September is the month for myriad golden yellow asters, crowned by one or many of those confounding composite flowerheads.
Dozens or even hundreds of tiny tubular disk flowers cluster in the center, surrounded on the periphery by cleverly aligned ray flowers, each bearing a singular "petal", uniting to create the illusion of a much larger single sunflower or daisy blossom, the classic "flower" of a million childhood coloring books.
This native narrow-leaved or swamp sunflower growing alongside Plank Road in Lee County bears a strong resemblance to the western species of sunflower first cultivated by native Americans some 5000 years ago.
In one of our earliest examples of horticulture, these domesticated sunflowers made their way to Western Europe on the ships of Spanish explorers where they were further refined and eventually perfected by Russian horticulturalists into the single-headed "Russian Giant" which ultimately returned to its American roots in the 19th Century as a highly popular garden plant and profitable agricultural crop.
As the stifling heat dissipates across the Carolinas with the approach of autumn, even the casual observer can't miss the many sunny-hued asters at the height of their later late-summer splendor. Some, like the pale-petaled "giant" woodland sunflowers pictured above and below, are true sunflowers, one of about 50 species of Helianthus native to the Americas.
Though the flowerheads are not particularly large, "giant" refers to the remarkable height attained by the mature plants in late summer. Some of the individuals pictured below are well over ten feet in height, with the specimen in the left rear of the picture topping twelve feet.

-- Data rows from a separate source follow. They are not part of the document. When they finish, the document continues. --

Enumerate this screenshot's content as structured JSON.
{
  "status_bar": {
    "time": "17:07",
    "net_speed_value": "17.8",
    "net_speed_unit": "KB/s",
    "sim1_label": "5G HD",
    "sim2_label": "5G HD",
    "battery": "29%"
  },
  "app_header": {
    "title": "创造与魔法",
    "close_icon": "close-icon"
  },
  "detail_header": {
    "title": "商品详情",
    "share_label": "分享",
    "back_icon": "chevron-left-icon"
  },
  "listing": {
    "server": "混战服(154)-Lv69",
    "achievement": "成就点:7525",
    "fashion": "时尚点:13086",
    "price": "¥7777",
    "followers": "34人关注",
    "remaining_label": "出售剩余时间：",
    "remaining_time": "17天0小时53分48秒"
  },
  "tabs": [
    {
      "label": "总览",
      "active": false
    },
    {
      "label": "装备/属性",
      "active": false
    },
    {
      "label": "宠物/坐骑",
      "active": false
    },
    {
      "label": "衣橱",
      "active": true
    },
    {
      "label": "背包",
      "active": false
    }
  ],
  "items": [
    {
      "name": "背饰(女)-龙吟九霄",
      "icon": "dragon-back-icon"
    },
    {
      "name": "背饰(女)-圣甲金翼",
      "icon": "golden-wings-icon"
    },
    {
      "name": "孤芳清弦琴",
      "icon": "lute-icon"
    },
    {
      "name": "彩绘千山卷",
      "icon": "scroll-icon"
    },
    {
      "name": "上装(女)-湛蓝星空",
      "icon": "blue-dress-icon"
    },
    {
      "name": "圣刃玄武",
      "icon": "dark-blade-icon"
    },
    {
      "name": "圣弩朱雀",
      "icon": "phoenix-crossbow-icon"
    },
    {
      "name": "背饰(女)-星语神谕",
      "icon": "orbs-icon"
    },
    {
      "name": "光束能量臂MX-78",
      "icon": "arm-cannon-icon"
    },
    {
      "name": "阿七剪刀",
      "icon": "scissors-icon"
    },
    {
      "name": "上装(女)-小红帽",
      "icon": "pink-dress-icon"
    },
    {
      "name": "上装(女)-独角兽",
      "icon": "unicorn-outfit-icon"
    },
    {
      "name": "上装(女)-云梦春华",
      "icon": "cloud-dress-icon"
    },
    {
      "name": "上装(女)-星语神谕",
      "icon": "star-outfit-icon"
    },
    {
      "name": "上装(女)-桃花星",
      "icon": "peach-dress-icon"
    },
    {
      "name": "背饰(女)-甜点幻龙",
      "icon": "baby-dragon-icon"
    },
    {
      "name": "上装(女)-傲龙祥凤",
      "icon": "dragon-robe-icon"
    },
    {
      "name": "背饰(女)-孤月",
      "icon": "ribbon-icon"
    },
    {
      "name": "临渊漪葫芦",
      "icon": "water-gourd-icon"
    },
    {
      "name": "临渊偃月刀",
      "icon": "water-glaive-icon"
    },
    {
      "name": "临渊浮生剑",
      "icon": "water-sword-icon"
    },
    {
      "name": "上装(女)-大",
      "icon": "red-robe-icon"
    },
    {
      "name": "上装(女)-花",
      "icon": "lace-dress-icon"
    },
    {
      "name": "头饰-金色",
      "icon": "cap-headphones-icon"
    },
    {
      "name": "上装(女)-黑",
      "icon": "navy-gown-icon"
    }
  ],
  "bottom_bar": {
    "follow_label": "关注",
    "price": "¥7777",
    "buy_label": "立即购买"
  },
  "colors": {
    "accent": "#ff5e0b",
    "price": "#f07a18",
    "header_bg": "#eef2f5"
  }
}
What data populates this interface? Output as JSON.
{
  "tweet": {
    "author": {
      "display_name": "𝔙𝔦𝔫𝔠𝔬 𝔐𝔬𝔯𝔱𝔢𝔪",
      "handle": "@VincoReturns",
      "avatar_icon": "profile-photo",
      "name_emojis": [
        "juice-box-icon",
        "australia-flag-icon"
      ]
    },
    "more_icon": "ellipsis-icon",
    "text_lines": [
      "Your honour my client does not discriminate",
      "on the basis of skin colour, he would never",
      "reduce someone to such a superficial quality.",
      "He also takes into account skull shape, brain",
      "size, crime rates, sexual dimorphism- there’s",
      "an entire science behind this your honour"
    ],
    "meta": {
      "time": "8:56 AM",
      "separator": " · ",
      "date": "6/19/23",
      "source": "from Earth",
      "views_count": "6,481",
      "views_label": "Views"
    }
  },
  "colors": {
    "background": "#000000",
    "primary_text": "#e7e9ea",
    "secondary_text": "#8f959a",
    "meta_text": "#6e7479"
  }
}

The "petal-bearing" ray flowers are sterile, but the mass of disk flowers at the center of the flowerhead will produce the abundant crop of the seeds for which the sunflower is famous.
The blossoms offer nourishment to an array of pollinators, including bumblebees and painted lady butterflies, while the seeds are a favorite of avian wildlife, particularly goldfinches.
Some of our native sunflowers bear a strong resemblance to the ever-popular cultivated varieties;
but with over 20,000 known species in the Aster family (Asteraceae), all sharing the sunflowers' composite flower structure, it can be a bit difficult to distinguish the true sunflowers from the golden asters, coneflowers, coreopsis, black-eyed susans and tickseed sunflowers which quite often share the same habitat along roadside and wood margins.
If you, like us, are determined to get to know our native sunflowers, however, a rural roadside in September is a great place to start...
and you're sure to be greeted by a golden horde, gazes fixed in the east, just as eager to make your acquaintance.
After all, in the words of Ginsberg's "Sunflower Sutra",
..."we're all beautiful golden sunflowers inside..."